*** Opening DATASET EXTRACT ***

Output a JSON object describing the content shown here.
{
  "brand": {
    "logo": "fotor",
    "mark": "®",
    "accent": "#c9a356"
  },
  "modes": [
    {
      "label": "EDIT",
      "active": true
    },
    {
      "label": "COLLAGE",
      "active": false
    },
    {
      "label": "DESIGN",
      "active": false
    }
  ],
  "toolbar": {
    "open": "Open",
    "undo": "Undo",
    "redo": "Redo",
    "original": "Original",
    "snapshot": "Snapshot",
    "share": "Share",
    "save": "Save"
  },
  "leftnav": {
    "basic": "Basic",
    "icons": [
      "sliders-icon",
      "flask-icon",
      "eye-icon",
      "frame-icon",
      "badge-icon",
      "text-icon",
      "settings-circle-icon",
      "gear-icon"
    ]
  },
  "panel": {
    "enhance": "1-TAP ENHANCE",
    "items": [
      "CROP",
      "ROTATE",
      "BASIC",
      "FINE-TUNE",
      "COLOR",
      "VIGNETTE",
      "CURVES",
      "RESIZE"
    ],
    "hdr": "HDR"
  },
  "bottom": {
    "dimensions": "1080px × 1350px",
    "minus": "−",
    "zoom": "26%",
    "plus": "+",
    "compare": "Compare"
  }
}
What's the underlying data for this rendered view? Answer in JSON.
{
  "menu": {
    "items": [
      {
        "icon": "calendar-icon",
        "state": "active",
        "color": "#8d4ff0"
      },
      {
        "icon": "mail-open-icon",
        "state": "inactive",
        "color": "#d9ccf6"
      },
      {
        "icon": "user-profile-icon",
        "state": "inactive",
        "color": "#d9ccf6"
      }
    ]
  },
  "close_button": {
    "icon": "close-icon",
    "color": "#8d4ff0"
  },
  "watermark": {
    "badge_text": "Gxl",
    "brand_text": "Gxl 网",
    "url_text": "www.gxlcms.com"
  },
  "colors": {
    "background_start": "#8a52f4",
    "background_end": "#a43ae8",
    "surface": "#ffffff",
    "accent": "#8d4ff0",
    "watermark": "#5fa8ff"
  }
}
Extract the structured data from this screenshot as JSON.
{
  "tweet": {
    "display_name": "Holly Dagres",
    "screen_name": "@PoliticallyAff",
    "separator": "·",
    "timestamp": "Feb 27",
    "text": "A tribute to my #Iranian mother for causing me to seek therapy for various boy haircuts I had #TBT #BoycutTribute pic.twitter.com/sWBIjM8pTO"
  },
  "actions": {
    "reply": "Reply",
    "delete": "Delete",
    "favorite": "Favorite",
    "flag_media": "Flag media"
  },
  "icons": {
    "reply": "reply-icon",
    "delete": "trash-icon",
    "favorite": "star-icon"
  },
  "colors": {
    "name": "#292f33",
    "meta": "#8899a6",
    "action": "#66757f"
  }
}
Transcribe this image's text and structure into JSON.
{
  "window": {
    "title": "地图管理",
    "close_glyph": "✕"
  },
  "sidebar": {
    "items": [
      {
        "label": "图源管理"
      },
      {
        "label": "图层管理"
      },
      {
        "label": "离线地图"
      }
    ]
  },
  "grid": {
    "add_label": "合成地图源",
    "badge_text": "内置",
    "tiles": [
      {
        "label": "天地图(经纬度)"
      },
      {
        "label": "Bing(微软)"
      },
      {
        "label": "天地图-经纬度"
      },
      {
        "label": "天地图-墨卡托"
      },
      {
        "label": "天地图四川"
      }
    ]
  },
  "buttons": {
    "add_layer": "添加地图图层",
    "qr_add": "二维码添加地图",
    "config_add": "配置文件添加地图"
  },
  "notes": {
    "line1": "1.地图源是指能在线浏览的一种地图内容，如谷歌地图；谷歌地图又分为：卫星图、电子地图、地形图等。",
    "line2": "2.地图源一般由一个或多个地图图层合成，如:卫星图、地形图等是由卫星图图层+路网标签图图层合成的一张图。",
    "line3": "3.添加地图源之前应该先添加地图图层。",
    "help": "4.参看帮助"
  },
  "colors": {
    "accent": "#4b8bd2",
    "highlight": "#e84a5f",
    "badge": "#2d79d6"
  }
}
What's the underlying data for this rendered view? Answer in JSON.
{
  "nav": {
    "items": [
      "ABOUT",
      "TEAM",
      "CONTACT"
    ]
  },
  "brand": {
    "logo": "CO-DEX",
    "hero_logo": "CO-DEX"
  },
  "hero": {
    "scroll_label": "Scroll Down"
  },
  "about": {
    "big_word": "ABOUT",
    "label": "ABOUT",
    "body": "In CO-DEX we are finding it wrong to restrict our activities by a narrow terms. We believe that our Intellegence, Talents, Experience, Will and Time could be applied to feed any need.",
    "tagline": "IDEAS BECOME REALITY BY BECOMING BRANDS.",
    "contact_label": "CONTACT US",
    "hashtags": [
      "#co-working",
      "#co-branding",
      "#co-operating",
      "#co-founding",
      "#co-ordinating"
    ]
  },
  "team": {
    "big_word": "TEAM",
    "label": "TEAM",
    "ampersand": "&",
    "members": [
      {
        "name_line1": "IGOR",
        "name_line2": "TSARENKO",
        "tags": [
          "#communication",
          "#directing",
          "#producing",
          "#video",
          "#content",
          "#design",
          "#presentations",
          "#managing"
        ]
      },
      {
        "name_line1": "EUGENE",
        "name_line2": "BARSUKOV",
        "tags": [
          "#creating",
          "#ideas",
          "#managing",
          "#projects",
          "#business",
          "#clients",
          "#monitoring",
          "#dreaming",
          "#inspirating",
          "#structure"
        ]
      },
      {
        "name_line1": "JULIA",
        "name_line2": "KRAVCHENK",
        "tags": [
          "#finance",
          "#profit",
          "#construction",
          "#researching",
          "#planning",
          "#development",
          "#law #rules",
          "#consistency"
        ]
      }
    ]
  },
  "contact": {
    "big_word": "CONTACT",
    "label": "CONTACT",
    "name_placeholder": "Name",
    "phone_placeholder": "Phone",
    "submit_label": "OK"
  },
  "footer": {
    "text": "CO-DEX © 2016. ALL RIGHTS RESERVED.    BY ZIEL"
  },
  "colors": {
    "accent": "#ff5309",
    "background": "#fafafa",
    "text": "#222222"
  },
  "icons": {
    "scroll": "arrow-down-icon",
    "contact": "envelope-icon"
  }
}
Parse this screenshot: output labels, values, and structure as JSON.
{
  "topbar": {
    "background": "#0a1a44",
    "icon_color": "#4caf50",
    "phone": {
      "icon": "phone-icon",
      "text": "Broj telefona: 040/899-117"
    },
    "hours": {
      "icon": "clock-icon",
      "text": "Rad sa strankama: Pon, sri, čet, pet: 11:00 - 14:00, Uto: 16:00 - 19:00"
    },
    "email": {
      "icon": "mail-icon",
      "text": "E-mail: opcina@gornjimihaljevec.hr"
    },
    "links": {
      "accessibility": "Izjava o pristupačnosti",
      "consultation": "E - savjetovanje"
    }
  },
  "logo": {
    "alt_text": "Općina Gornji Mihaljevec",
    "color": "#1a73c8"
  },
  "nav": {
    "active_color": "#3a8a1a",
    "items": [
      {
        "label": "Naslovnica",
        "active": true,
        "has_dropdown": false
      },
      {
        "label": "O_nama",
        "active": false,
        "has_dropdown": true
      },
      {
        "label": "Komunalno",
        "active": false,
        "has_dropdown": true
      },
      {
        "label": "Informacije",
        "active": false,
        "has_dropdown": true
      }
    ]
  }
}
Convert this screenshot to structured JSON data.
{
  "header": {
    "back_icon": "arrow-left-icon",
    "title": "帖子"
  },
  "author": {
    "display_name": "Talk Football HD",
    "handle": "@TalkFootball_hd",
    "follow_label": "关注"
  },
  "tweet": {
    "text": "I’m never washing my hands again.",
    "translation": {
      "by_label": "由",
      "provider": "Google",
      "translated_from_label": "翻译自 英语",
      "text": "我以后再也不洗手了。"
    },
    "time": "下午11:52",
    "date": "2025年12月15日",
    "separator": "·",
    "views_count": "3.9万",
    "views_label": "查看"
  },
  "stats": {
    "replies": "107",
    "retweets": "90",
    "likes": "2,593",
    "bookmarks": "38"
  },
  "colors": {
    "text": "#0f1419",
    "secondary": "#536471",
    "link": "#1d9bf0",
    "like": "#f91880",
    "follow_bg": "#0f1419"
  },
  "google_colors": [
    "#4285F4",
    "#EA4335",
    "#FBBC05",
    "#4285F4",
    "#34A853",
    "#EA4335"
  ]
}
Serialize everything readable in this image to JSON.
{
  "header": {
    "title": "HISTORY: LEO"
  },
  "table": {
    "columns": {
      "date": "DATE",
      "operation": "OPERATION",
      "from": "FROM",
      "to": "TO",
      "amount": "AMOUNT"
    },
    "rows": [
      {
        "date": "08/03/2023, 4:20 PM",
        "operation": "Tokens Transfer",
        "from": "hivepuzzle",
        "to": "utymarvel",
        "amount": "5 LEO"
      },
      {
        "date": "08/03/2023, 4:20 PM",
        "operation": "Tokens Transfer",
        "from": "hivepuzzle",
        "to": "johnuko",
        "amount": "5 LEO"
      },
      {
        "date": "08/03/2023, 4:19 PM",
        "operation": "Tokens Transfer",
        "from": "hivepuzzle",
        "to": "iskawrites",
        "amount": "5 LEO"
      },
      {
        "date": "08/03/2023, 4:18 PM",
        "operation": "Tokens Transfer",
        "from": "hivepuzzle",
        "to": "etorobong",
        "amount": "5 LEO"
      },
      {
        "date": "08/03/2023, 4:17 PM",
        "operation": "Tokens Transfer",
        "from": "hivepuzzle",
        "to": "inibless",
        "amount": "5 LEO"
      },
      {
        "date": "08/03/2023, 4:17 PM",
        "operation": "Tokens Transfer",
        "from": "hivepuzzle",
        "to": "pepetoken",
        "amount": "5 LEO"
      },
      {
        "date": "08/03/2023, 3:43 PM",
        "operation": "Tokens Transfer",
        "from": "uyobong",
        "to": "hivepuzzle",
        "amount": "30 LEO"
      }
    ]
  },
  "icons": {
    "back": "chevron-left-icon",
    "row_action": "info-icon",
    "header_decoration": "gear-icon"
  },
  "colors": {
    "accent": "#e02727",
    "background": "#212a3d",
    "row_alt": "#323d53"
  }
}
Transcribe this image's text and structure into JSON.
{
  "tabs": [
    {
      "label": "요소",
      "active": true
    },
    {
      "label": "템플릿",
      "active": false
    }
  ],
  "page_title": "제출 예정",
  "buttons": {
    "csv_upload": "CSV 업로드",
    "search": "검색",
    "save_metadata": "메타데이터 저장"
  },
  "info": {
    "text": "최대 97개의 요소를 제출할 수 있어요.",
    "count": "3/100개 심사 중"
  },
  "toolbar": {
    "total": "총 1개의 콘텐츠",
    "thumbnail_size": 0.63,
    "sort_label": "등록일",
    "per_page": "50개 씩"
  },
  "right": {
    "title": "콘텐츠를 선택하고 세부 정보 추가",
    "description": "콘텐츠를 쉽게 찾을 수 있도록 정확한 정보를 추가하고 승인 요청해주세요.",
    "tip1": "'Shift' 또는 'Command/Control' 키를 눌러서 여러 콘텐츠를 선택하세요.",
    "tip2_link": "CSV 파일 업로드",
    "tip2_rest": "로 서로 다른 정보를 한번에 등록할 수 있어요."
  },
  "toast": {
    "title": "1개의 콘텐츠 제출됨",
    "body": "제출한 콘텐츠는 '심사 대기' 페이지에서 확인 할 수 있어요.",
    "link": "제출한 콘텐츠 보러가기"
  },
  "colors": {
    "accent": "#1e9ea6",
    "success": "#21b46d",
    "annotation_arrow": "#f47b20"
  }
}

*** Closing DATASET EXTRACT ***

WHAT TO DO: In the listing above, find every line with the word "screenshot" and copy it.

TASK RESULT:
Extract the structured data from this screenshot as JSON.
Parse this screenshot: output labels, values, and structure as JSON.
Convert this screenshot to structured JSON data.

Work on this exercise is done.